In 2022, accountability for your DEI programs is as important as any language or philosophy behind it. For all the good intentions and grand promises, it’s meaningless if leadership teams are not held accountable when initiatives don’t receive the support they need or organizational culture doesn’t evolve in a way that fosters success for DEI programs.
Like any other tactic, DEI initiatives require a strategic mindset and measurable targets that drive impact not just representation but also inclusion, pay equity and a sense of belonging within the organization.

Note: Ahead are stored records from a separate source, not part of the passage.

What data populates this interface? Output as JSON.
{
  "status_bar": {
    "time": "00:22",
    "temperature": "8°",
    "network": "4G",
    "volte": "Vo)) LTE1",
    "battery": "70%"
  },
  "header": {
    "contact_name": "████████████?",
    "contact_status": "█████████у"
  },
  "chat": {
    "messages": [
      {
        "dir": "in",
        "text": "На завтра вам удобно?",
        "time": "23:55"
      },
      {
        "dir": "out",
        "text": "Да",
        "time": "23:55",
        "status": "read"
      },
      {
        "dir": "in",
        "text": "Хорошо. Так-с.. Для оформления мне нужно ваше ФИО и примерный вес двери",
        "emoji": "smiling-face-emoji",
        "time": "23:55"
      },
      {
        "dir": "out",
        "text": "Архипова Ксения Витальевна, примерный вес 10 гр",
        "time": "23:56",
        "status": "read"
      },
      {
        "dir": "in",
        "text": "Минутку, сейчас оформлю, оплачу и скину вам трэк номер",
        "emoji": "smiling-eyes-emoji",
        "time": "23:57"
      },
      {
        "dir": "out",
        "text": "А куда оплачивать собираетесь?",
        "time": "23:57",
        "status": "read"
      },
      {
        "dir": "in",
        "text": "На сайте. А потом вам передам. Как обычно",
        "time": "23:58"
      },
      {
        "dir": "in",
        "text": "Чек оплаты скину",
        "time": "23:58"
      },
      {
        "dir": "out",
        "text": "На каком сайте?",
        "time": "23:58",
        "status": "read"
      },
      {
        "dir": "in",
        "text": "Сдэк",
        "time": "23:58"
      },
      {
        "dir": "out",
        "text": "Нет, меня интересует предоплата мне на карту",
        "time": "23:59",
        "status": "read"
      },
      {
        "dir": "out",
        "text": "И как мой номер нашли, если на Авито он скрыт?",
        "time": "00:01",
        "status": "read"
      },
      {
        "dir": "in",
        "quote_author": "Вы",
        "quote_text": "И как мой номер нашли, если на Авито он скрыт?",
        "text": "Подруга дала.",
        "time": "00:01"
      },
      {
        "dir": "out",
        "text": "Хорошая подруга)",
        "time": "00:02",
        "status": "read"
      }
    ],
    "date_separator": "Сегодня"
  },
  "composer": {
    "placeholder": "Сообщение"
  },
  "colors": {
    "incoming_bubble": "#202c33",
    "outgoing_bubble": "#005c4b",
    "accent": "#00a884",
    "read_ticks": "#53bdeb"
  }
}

Accountability is crucial as it creates the sense of importance needed for DEI efforts to succeed. On a foundational level, if no one is accountable for results, there is little to no incentive for things to get done. To ensure that your DEI efforts are built on a foundation of accountability, we’ve outlined a few things you’ll need to do in support of all your DEI efforts.
There is a school of thought that DEI is the job of everyone within the organization. Unfortunately, it’s an idealistic view that subverts accountability. If everyone is meant to be doing it, what are the key metrics, milestones or deliverables? If everyone is responsible for it, who is taken to task if the effort fails?
Any effort in finance, marketing or accounting will have established benchmarks, milestones and results that define them as failures or successes, and DEI should be no different. These areas may be intertwined as it is no secret that a diverse workforce can impact the bottom line or make teams more innovative.
Your metrics cannot simply be quantitative, as in “hired x amount of a certain group.” They must also be qualitative, as in access to opportunity, performance reviews and talent-development investments. These benchmarks may be perceived differently, but measuring them through employee sentiment and feedback is vital to changing behaviors and creating a sense of inclusion.
Inclusion data is its own metric and is both quantitative and qualitative and requires analyzing them in conjunction with one another, such as turnover rates combined with exit interviews and employee surveys.
As you set out to identify metrics that suit your organization and its goals, you also consider how that information will be communicated to leadership, your employees and the general public. Transparency is key to building credibility and showing that accountability is at the core of DEI strategy.
Create Effective Scorecards
Scorecards and dashboards are valuable tools in creating accountability, providing a visual representation of successes and pain points to leaders, and creating the needed transparency to make your efforts credible.
Scorecards can show progress on a number of metrics, from the representation across various levels of the organization (new hires, executives, mid-level management) to even the succession pipeline promoting employees into supervisory positions. They are also effective for tracking supplier diversity and benchmarking efforts to change culture and leadership.
To further refine scorecards, contracting a third party to help review and evolve them is helpful. By bringing in experts who can help you see the bigger picture of what is displayed in the scorecards, companies can ensure a scorecard format will remain relevant as their metrics and definitions of success evolve.
As representation grows and companies begin addressing how people progress through the ranks, metrics around how management builds trust and engagement with employees will become critical factors like talent retention and something that has long-term ramifications for the sustainability of DEI efforts.
The scorecard can then show where leadership needs to focus its efforts and where the company needs to improve. Leadership accountability on DEI with real consequences tied to compensation for failure empowers leaders to make decisions authoritatively rather than having HR and diversity teams spinning their wheels or venting about hurdles.
If leadership isn’t held accountable for diversity efforts, it sends a message to the rest of the organization that these initiatives don’t matter or aren’t something that the higher-ups view as a priority.
Passion for equality is not enough to drive results. When leaders can’t shirk accountability, it creates incentive or even a sense of urgency to meet goals. This accountability will then trickle down to other areas of the organization and prevent progress from stagnating.
If the accountability sits with a DEI leader, it’s worth emphasizing that this accountability from follow-through can’t happen without proper support. The last couple of years have seen a spate of Chief Diversity Officers on the move, partly because organizations have struggled to follow through with resources, budgets and the talent needed to support those executives.
Many organizations are just coming around to hiring diversity-focused executives and quickly realizing the importance of a support system. Without one, a CDO tasked with driving cultural and systemic change within the organization and creating an environment where inclusion is a priority for everyone (and not just the DEI and HR teams or the executives that oversee their efforts) will be working from a deficit.